The high standard of dedicated research includes 185 high quality images (many of which were not previously open to public view), adding immeasurably to the visual appeal of the book, a valuable bibliography spanning more than 250 works, and nine pages of carefully referenced research end notes.

A long-time local resident, Carmel began researching the former mansions and grand homes of St Kilda and East St Kilda as a personal project to satisfy her curiosity. After uncovering a wealth of new information about the owners and occupants, Carmel became fascinated by the broader themes and social dynamics that gradually emerged. In particular, she became intrigued by the manner in which St Kilda’s upper echelon sought to frame and embed a dominant culture, and decided to expand her research and write a book in 2019.

The resulting narrative builds seamlessly over five chapters:

  1. Clean, Green and Isolated: 1841-1850
  2. Fear and Flux: 1851-1855
  3. Transformation: 1856-1864
  4. ‘An Embarrassment of Riches’: 1865-1884
  5. The Icarus Years: 1885-1900.

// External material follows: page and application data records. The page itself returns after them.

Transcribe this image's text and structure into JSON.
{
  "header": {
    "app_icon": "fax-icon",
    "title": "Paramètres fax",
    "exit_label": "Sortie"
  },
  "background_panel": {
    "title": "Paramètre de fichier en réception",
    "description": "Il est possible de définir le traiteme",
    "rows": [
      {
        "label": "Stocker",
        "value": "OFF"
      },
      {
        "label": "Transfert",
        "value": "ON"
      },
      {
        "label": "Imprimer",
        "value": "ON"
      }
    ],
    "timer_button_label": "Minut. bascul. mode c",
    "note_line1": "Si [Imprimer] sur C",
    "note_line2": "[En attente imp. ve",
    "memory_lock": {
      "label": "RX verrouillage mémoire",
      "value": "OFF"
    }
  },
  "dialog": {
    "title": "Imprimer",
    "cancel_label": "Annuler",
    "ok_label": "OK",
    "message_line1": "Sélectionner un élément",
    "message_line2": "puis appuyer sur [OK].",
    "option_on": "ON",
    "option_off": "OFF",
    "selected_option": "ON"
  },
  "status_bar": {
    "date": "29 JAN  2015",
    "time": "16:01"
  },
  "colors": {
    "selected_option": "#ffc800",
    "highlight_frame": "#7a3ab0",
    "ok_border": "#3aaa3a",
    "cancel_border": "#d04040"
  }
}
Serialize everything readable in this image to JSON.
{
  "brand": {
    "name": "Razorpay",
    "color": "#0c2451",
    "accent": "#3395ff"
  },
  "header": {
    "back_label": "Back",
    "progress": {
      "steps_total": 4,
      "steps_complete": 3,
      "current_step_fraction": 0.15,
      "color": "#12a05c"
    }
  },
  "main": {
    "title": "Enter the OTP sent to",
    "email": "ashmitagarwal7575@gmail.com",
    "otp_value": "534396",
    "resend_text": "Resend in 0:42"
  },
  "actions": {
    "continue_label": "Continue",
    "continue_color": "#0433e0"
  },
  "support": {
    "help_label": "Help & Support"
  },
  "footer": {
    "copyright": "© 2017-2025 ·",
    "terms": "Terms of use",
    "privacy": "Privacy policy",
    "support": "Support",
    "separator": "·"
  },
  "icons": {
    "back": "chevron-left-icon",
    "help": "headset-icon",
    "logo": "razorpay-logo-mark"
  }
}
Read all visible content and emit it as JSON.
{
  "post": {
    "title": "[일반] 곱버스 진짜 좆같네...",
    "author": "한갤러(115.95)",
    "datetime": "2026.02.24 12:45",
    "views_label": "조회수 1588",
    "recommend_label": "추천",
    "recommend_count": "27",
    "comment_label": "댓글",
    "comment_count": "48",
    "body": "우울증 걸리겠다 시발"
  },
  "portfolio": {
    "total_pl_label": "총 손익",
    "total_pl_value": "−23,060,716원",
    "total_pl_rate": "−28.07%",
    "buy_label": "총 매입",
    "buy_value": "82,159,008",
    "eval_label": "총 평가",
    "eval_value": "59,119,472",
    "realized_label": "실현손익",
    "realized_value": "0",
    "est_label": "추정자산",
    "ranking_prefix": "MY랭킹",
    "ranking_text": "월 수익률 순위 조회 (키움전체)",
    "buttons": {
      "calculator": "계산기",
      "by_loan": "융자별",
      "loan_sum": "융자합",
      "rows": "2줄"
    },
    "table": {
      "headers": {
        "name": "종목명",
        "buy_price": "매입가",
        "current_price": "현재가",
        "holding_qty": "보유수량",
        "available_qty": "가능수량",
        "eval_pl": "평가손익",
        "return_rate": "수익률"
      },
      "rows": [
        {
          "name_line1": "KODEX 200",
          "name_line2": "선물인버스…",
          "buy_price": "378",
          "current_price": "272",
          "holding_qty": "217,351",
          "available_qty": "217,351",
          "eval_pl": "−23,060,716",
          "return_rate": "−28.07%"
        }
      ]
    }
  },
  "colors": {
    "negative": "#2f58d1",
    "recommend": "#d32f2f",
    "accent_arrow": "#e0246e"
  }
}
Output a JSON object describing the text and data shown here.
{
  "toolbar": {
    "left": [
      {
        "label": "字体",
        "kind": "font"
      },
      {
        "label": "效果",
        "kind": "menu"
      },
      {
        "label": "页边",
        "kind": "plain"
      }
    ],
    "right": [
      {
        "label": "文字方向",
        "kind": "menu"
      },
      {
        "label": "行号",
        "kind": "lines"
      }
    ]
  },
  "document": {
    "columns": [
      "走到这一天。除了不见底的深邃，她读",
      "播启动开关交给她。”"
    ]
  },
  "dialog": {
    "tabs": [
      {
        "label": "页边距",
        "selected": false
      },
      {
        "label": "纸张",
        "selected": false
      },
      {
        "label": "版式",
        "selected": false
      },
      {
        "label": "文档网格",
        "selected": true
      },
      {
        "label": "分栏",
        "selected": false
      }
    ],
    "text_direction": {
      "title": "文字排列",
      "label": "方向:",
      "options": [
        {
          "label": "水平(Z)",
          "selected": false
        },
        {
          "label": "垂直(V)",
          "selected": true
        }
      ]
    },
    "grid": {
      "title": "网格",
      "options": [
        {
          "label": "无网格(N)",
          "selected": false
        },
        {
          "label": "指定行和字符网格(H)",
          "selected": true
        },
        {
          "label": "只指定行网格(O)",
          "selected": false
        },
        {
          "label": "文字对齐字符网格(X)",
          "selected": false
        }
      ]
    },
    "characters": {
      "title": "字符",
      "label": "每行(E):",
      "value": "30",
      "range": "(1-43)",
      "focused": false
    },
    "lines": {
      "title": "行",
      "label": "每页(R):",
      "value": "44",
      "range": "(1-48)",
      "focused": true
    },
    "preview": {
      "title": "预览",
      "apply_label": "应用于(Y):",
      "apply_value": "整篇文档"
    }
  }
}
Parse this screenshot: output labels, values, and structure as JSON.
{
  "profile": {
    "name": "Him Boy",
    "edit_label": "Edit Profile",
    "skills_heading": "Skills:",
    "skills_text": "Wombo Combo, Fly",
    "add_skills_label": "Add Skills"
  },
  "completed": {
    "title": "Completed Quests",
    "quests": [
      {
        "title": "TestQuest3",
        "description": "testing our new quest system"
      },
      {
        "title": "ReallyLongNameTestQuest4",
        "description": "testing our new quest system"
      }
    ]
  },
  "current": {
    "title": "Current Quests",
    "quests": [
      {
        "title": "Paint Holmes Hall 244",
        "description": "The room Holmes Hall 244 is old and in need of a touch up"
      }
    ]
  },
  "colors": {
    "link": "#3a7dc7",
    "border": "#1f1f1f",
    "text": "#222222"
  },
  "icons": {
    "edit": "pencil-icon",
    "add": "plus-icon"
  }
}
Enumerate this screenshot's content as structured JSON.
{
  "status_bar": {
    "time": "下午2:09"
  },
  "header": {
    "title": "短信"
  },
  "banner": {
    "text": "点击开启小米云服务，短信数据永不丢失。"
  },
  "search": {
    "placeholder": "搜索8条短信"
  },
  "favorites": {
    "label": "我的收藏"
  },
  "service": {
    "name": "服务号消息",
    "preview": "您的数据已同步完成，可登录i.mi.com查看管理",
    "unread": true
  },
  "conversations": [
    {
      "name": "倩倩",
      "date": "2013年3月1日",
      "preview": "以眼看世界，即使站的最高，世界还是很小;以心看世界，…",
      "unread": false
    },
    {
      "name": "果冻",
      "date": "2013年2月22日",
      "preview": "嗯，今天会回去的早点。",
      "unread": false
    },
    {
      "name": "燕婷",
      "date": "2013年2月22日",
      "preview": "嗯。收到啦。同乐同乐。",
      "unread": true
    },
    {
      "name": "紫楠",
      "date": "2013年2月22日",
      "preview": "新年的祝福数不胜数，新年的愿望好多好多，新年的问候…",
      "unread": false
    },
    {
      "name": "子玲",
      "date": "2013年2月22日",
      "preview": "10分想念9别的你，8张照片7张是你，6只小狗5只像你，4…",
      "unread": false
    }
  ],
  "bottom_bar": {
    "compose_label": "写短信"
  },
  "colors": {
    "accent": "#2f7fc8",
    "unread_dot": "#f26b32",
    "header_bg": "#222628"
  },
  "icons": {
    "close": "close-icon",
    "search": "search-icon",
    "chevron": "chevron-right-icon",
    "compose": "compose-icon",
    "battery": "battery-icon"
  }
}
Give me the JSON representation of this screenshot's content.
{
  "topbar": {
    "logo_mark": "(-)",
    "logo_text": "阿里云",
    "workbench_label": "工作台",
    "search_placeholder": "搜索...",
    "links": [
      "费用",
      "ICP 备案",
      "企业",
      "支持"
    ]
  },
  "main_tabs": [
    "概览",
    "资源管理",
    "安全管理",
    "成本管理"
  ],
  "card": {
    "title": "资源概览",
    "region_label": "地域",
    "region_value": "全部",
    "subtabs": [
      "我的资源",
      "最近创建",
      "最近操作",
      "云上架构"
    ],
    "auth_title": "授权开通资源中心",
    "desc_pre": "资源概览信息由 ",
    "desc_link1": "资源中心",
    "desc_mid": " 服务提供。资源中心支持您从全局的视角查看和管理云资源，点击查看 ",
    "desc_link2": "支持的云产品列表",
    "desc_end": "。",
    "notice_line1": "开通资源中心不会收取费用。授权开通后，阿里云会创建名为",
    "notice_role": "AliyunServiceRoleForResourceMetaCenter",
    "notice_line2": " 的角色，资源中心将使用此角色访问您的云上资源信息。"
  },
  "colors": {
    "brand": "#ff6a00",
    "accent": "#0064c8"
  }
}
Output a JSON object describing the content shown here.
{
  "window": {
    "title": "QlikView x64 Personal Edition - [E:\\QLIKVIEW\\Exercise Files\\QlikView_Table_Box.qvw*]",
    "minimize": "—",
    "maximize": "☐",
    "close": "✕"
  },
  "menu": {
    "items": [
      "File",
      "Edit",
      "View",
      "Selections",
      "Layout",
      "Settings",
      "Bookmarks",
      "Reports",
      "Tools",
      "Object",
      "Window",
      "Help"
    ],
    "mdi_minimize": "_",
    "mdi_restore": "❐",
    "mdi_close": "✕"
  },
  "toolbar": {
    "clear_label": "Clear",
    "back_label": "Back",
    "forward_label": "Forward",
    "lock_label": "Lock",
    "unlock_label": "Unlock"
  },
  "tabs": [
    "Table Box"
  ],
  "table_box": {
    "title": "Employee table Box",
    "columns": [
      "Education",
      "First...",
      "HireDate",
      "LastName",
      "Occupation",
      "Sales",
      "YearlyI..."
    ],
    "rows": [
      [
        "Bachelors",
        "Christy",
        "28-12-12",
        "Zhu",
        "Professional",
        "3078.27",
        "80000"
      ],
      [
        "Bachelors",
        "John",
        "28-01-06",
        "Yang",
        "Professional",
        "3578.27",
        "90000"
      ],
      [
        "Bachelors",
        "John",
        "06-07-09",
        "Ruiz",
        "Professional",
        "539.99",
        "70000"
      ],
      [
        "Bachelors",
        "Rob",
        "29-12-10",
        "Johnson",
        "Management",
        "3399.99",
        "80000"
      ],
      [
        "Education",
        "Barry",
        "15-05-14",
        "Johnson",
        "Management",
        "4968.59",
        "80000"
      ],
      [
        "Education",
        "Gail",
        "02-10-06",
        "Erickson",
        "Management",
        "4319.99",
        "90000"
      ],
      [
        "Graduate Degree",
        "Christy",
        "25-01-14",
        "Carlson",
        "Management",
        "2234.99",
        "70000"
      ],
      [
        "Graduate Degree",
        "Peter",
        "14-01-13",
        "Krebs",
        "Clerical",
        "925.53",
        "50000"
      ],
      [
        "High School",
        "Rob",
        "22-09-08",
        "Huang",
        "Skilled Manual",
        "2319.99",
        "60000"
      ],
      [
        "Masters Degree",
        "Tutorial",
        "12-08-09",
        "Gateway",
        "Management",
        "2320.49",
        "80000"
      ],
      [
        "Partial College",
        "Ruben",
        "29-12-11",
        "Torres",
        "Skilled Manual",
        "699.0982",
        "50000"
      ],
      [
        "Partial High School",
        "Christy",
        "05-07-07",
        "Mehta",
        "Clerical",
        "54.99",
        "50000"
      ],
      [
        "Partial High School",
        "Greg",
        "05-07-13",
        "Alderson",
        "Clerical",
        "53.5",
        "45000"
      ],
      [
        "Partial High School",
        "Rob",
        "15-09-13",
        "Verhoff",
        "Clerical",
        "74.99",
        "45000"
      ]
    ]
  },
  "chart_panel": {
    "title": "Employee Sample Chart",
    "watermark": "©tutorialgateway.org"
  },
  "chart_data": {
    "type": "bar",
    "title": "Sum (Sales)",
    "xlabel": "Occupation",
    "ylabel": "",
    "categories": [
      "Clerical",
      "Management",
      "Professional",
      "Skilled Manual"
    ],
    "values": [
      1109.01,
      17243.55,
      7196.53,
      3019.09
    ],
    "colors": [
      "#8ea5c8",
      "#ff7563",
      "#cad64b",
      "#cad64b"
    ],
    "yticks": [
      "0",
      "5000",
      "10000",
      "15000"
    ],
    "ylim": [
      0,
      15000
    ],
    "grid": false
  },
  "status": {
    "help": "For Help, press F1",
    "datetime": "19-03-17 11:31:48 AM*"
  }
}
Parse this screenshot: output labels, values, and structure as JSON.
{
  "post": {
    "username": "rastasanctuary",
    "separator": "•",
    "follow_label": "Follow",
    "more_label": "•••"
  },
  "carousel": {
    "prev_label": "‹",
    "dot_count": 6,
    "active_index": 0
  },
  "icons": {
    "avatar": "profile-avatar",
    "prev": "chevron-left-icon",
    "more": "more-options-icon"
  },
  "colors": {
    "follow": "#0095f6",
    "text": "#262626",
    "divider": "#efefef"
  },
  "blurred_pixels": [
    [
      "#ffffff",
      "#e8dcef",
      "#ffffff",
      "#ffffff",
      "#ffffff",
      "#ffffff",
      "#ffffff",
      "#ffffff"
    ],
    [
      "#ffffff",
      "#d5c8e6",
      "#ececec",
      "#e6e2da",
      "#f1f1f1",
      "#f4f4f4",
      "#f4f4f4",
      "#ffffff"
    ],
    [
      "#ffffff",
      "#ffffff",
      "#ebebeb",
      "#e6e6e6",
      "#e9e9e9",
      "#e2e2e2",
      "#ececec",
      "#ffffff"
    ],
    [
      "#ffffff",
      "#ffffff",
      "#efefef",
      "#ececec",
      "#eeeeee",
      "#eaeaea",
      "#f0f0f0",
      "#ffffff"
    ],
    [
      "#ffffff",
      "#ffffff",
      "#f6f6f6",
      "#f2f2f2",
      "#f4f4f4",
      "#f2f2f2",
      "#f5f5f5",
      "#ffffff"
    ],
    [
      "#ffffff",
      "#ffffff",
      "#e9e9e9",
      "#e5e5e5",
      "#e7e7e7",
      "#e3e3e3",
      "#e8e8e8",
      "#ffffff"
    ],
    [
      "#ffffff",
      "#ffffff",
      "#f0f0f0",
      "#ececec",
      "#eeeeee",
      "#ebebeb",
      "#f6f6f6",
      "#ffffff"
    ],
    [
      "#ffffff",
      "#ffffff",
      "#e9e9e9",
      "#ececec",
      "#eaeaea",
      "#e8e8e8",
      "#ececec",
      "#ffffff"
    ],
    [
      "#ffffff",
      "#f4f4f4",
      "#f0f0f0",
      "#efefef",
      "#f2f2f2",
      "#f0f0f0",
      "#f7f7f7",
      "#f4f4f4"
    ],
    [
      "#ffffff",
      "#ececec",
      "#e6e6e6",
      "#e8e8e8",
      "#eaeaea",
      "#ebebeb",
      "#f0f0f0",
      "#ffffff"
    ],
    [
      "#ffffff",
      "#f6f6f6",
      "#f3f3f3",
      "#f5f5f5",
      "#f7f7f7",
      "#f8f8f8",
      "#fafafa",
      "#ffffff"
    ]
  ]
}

In her introduction, Carmel writes that she hopes ‘this account of [St Kilda’s] extraordinary nineteenth-century rise and fall stimulates and intrigues you, moves and amuses you, and enriches your own experience of St Kilda’. The book delivers on all counts. Some of the cultural skirmishes that ensued as the elite attempted to wrest and maintain the upper hand make for frankly amusing reading, with the benefit of hindsight. Other aspects of what we would today term social engineering are indeed disturbing and her accounts of measures introduced to control public space – including the alienation and displacement of the Indigenous, the Chinese and the disadvantaged – make for uncomfortable reading. Throughout, Carmel deftly connects events in St Kilda to a broader context, leaving readers with a rich appreciation of the way nineteenth-century St Kilda reflected–and affected–the social, political and economic history of Victoria.

The book is available for $59.95 from Readings, The Avenue Albert Park and the Royal Historical Society of Victoria and for $49.40 from Booktopia.